Adult giardia organisms live in the dog’s gastrointestinal tract, where they attach themselves to the intestinal lining and feed from the host. They reproduce by forming cysts once they are shed from the body. The cyst is essentially a hardy outer layer that allows them to survive in the environment until they are ingested by a new unsuspecting host. Once a dog consumes giardia cysts, several things can occur. It is feasible the immunity mechanism will completely rid the body of the organism, so resisting infection. If the immune mechanism doesn’t free the body of the organism, the cysts move into the colon where they mature into adult organisms. At that point, the adults start to reproduce, thus causing cysts to be shed in the dog’s feces, which can then infect other animals.
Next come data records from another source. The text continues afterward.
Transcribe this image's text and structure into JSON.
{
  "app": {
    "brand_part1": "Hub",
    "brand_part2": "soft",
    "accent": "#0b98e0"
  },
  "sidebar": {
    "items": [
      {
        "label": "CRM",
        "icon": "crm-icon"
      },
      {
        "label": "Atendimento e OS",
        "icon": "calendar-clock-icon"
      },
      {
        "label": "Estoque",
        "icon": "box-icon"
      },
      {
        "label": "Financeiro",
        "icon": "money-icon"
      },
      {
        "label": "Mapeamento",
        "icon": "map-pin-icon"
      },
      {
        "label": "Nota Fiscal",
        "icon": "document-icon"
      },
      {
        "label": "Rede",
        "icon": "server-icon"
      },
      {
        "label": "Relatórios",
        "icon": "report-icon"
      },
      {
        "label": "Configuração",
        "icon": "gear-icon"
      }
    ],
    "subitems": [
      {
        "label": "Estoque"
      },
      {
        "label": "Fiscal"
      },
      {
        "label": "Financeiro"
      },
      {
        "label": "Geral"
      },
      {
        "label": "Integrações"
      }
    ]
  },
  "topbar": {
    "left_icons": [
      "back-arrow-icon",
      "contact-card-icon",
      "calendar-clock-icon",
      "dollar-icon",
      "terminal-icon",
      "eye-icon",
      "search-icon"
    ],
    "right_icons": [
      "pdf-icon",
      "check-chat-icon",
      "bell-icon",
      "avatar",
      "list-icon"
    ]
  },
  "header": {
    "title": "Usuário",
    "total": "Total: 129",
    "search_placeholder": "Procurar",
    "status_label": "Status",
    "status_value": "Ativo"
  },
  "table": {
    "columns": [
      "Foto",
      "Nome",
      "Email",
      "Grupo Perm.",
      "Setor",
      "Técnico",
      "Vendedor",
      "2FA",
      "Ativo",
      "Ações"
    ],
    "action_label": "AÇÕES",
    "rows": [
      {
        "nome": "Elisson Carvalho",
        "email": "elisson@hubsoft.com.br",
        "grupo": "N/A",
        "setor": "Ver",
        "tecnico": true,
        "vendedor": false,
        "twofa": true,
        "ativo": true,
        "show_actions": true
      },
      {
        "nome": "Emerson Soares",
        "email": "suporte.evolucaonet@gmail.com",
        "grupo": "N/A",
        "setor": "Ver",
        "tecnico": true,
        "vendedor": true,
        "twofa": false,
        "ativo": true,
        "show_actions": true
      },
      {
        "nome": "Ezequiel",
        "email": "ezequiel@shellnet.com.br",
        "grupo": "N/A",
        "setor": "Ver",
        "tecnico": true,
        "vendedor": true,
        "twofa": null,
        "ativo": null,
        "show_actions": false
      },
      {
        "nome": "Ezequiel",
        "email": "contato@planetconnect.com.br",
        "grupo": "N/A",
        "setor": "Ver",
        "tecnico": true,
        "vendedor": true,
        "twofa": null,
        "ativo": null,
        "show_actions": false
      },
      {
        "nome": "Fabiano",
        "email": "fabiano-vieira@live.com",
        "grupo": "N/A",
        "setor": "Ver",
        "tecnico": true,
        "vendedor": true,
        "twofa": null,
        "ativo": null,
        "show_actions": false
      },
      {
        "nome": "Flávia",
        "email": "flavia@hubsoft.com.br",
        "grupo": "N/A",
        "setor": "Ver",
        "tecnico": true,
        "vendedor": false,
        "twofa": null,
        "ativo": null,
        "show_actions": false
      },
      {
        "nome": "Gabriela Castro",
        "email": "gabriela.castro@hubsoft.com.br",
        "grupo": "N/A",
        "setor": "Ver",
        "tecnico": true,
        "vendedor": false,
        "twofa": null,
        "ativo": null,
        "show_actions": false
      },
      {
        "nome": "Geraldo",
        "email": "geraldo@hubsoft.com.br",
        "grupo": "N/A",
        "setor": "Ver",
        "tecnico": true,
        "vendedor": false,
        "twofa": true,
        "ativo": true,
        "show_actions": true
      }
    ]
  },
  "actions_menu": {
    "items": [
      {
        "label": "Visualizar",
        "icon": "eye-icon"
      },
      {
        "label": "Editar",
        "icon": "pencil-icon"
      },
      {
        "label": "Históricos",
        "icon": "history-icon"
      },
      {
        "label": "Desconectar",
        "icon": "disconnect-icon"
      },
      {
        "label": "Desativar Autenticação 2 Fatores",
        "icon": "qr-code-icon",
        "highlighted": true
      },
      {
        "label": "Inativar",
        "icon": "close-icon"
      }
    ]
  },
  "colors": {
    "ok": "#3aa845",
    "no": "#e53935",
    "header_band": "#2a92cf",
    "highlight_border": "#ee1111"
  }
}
Canine giardia can have a range of clinical symptoms. Some dogs or puppies will be completely asymptomatic carriers of the protozoa. Many dogs will present with a range of clinical symptoms that are indicative of an intestinal illness. Diarrhea or soft feces are very common with giardiasis. Since the organism most commonly impacts the large bowel, the diarrhea is mostly loose though not watery, often has mucus in it, and is normally critical and frequent. Flatulence, or gas, is also a common symptom. Infected dogs may also have a dull, sickly looking quality hair coat and may also be losing pounds notwithstanding a suitable diet.
A visit to the vet is necessary to diagnose and treat giardia. The parasite can be diagnosed either microscopically, via centrifugation fecal analysis or direct smear, or by a SNAP Test that tests for the presence of the giardia antigen in the dog’s stool. The microscopic research is generally considered to be more trustworthy for a positive result, but the snap test catches diseases that the microscope can miss. Treatment of Giardia typically consists of either an intestinal antibiotic called metronidazole or Flagyl, or treatment with a broad-spectrum dewormer called fenbendazole. Decontamination of the home environment is also necessary. Kennels have to be thoroughly cleaned, bleached, and allowed to dry completely. Bedding should be washed. Humans in contact with the affected animal should use good hygiene practices when handling the animal as theoretically transmission from a dog to a human is possible , though uncommon in a home environment.
Giardia is a typical but evasive intestinal parasite. It’s really important that you seek vet care if your dog shows any signs of giardia infection, as a dog can remain infected indefinitely if not treated appropriately. If your dog has been diagnosed as having giardia, be totally certain to use good cleanliness practices and thoroughly sterilize your dogs environment.